Despite owning the second best record in the Atlantic Division at 16 – 11 – 3, the Ottawa Senators are struggling to draw fans to their home games and as Bruce Garrioch of the Ottawa Sun writes, team owner Eugene Melnyk is not happy about it. According to Garrioch, the Senators are averaging 15,357 fans through 17 home games this season. In 2015-16, the Senators drew just more than 18,000 per home contest.
The steep decline in attendance is obviously disappointing but Melnyk is mindful that Ottawa’s recent postseason absence plays a role.
“I’m hoping now that we’re doing very well on the ice (attendance will increase) and I hope we continue to do well and remembering we’ve been out of the playoffs two of the last three years and that one year we lasted a round.
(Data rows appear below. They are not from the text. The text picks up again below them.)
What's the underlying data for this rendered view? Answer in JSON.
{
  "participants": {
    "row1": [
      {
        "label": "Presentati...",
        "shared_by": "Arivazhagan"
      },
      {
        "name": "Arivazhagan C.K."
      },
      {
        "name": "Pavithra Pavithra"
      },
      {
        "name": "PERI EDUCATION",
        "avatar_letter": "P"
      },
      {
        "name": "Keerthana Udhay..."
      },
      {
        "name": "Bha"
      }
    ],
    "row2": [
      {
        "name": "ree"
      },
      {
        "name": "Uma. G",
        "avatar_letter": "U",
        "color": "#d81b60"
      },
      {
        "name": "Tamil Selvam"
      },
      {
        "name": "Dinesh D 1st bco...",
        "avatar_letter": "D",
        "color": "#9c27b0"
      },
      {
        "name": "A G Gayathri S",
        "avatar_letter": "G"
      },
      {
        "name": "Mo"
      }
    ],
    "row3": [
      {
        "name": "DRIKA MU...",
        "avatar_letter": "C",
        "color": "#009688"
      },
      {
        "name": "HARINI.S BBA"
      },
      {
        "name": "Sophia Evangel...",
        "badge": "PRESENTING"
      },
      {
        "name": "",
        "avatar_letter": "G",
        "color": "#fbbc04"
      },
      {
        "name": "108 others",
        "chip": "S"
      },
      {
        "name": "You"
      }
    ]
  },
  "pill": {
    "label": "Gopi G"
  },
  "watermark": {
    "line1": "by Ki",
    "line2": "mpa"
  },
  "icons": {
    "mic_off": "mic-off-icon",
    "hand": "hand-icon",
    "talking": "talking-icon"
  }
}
We have to turn that around and become a playoff team every year and then you’ll see (fans) come back.”
Melnyk bristles when asked whether ticket prices might help explain the decrease in paid attendance:
“The prices are not too high. We are one of the lowest prices in the league. It’s a fair price.”
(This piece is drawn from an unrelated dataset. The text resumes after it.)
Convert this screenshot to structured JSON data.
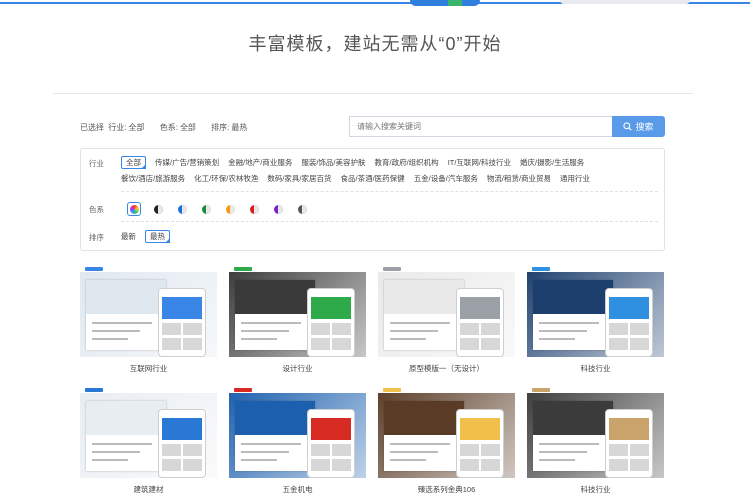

Obviously a drop in attendance will have a direct affect on team revenues and subsequently could lead to a decrease in player payroll as early as next season. According to Cap Friendly, the Senators currently have around $68.7MM in salary commitments to 25 players in 2016-17. In 2017-18, the club already has $59.15MM devoted to player salaries with 10 players coming off the books. If the organization decides they need to trim payroll it might make it difficult to replace or re-sign players with expiring contracts this summer.
It’s also possible if attendance doesn’t improve this season that it could alter the Senators trade deadline strategy. If the Senators are still in the playoff hunt in February, the front office could be prevented from adding another scorer to a roster that ranks 26th in the NHL averaging just 2.33 goals-per-game.
Melnyk still appears to be positive about the team’s situation, both in the near and the long term. Garrioch mentions the progress made in the RendezVous LaBreton bid to build a new arena for the Senators.
“This is something that will be (good for) the next 30 to 40 years and it’s OK to take that extra time to make it perfect.”